    You could try repeating the process again, but this time instead of using a sector based tool, use a file based tool like ImageX which is free from MS.

    ImageX is part of the Windows Automated Installation Kit (WAIK for short) and can be downloaded here:

    http://go.microsoft.com/fwlink/?LinkId=136976

     


    Mike N.

    Can this tool migrate a disk to a new larger disk. For example, disk 0 is the old disk, disk 1 is the new disk, copy *.* /s then remove disk 0, move disk 1 to disk 0 and boot.

     


    Vote if answered or helpful, I am running for Office (joke)! IT/Developer, Windows/Linux/Mainframe RaidMax Smilodon, 680W, Asus M2NBP-VM CSM, AMD X2 4200+, 2GB DDR2-800, HD2400 Pro, more details on my site, need a new boot disk, existing one is 5 years old
    Friday, April 09, 2010 12:17 AM
  • Imagex creates these file types known as WIM files.  Basically you could say that they are most like a ZIP file of an OS. 

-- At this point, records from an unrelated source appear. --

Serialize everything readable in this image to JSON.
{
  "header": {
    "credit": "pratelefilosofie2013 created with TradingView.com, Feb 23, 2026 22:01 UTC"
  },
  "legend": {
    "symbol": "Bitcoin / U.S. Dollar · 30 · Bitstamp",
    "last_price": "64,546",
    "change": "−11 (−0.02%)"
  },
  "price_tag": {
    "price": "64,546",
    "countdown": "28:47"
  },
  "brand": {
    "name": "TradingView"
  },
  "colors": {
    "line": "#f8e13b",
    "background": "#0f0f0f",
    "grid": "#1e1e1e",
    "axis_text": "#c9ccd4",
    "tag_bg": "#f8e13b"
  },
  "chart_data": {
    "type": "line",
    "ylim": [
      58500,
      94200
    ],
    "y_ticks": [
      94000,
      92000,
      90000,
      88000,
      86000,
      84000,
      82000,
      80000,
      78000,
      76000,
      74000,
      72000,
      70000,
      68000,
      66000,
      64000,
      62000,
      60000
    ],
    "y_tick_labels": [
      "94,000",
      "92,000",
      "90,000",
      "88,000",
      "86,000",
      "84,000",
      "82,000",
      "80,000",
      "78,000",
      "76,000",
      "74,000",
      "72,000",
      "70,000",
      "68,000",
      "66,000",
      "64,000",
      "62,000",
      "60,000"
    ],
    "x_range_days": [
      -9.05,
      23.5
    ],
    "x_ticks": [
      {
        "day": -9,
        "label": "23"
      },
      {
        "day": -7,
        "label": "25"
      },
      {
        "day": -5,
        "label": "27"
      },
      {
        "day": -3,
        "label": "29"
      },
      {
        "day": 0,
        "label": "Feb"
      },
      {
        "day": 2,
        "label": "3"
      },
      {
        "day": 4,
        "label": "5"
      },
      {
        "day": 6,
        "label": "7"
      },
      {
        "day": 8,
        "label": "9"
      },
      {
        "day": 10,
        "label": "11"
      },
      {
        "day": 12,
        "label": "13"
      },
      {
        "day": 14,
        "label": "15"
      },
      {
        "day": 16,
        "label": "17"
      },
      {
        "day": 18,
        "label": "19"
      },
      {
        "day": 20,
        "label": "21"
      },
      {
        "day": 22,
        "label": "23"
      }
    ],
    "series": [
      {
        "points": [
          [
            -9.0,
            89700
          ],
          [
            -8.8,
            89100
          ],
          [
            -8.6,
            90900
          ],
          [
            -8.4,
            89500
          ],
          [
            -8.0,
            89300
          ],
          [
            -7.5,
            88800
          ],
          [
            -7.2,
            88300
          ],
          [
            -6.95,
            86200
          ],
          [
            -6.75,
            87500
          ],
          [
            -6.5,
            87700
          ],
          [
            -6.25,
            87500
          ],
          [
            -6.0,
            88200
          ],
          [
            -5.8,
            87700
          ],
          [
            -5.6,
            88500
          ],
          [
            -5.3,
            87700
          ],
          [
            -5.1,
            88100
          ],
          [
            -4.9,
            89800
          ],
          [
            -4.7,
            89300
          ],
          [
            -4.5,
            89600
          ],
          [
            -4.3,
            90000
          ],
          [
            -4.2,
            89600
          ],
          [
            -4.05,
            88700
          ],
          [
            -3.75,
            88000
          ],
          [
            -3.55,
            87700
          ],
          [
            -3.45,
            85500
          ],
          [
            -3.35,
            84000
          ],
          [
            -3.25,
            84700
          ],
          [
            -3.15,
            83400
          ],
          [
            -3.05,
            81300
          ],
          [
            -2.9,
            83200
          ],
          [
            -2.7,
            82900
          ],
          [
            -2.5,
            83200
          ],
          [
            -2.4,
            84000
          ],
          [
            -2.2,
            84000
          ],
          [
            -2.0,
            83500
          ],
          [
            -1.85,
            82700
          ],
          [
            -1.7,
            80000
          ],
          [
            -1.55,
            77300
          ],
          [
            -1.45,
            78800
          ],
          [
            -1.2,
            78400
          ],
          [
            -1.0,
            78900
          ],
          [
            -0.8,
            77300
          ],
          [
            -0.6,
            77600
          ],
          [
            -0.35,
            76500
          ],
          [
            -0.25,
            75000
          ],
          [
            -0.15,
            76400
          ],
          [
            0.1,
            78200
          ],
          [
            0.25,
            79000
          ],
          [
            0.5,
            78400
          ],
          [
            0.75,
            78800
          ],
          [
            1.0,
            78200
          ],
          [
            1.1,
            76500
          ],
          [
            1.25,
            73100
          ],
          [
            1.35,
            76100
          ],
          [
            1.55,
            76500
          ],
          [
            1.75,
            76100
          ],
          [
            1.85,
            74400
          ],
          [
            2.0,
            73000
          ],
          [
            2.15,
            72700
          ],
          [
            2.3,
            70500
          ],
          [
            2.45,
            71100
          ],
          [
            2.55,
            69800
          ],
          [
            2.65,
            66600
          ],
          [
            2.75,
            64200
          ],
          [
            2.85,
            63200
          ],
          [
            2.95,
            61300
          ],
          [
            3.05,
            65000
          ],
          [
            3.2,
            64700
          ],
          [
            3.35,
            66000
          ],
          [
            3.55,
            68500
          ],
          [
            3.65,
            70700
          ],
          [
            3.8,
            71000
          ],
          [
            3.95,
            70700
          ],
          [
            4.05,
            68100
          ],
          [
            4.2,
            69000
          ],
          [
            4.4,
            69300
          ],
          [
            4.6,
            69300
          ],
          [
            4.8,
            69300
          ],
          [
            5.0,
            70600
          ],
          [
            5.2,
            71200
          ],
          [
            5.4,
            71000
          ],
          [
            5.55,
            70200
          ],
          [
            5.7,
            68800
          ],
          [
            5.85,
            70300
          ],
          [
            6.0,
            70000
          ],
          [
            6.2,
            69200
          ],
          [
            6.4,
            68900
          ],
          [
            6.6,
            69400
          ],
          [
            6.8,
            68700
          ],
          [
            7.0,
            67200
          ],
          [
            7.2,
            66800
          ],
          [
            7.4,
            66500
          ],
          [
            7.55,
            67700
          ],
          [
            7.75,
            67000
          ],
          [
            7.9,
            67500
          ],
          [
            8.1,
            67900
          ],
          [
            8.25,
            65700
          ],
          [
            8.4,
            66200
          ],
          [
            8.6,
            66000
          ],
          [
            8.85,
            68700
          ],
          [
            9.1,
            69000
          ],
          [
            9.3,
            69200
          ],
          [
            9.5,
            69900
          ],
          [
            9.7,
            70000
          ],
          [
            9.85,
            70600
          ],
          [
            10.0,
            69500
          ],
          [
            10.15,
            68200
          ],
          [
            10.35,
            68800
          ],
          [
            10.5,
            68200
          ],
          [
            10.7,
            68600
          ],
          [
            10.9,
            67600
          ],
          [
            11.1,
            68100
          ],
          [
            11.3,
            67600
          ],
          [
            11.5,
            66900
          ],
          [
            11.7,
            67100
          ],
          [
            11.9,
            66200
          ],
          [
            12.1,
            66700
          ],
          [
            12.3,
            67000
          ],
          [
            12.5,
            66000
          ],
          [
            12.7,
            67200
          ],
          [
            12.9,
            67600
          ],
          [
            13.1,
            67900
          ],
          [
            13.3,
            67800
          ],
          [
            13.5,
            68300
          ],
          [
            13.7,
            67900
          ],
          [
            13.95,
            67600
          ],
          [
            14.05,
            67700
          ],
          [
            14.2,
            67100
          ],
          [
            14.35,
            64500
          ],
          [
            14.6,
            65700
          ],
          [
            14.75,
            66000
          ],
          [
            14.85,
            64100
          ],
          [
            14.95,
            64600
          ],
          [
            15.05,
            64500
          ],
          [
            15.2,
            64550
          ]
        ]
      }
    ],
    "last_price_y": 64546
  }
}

    It's a little more involved than an XCopy process...because you've got to generally boot your computer into WinPE (so that the base OS is not active) then capture the WIM file...then when you deploy it you've got to again start from WinPE and then format out the disk before you apply the WIM.

    But...if you do all of that...then YES you absolutely can migrate the entire contents of one hard-drive onto a larger sized disk.

     


    Mike...
    Wednesday, June 16, 2010 4:04 PM